Filters are a fabulous tool in Gmail that allow you to tag and autofile incoming email messages. This is great for lists that you may subscribe to (from Societies, from Rootsweb, etc.). This quick tip will show you how to quickly create a filter using a message in your inbox.
In this case, I am creating a filter for the monthly e-newsletter I receive from the California Genealogical Society.
After opening the message you want to create a filter for, begin by selecting "Filter messages like these" from the "More Actions" drop-down menu:
Gmail will take you to the screen below, where you can input the criteria Gmail will use to apply the filter to incoming messages. Gmail will autopopulate the "From" field with the email address from which the message was sent. Since I receive more than just these newsletters from this address, I have chosen to include the subject line associated with these newsletters as an additional criterion. Obviously, the more fields you fill-in, the more specific the filter will be.
After filling in the criteria for the filter, click on "Next Step", and you will be taken to a screen where you will tell Gmail what to do with any incoming mail that matches the criteria you just outlined:
"Skip the Inbox" means that incoming mail to which your filter is applied will not appear in the inbox at all, they will immediately be archived. If you choose to skip the inbox, be sure to apply a label to your message, as this will allow you to find the filtered messages easily, by browsing tags.
You'll also find that upon reaching this screen, Gmail will have searched and will display messages that match your filter settings.

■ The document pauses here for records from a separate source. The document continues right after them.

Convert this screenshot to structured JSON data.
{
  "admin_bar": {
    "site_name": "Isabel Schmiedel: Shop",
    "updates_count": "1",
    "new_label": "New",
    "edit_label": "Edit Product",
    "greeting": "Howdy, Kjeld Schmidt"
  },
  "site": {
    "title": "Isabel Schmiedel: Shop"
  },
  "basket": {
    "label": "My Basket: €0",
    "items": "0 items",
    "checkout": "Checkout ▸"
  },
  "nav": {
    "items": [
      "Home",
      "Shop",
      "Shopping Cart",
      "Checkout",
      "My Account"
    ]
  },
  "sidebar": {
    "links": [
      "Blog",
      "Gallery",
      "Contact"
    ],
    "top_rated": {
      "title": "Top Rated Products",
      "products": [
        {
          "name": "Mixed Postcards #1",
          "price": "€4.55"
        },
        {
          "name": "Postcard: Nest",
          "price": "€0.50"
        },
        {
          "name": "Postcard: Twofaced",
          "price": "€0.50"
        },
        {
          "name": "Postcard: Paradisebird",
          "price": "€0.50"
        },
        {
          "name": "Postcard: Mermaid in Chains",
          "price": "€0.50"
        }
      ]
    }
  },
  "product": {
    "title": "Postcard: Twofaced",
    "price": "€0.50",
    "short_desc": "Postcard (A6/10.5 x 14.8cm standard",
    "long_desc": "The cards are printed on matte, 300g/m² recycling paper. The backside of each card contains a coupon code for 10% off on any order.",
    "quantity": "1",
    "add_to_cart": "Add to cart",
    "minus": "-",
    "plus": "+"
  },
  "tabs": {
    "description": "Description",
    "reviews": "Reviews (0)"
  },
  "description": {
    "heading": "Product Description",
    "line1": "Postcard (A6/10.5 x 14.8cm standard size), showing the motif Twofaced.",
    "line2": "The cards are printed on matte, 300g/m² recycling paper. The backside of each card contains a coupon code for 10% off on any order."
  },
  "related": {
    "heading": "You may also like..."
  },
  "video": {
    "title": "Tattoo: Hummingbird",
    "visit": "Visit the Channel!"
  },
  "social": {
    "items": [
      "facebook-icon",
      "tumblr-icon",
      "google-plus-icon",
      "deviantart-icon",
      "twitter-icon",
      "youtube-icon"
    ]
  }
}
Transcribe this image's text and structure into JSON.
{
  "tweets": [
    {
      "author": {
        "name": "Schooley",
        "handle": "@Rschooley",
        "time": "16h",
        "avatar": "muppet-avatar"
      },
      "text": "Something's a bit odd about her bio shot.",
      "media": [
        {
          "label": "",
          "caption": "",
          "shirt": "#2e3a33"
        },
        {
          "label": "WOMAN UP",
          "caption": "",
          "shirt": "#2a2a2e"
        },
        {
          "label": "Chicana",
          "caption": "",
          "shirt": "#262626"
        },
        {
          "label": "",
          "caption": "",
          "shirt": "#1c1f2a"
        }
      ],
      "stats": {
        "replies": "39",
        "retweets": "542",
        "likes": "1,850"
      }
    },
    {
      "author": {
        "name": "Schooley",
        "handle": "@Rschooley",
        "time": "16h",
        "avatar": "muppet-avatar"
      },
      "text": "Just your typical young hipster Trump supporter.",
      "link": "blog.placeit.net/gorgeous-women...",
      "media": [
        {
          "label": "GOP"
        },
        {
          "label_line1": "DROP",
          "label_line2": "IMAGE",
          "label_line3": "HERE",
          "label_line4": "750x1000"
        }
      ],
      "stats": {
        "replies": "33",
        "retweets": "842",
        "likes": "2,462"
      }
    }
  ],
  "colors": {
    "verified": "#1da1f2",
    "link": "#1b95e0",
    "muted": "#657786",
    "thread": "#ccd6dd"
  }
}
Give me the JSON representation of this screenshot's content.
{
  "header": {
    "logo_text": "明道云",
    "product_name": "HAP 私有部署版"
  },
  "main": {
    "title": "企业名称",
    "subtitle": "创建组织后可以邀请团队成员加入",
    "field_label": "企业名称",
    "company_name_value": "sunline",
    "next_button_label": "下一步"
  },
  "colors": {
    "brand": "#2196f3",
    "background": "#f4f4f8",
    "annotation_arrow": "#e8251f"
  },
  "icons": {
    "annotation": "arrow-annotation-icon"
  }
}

You can apply your filter settings on this page to apply to those messages Gmail found by clicking the "Also apply filter to the X messages displayed below".
Congratulations, you've quickly and easily made your email life a little neater, a little simpler, and a littler more organized!
You can read more about filters, labels, and using Gmail as a searchable mailing list archive in this post and this post.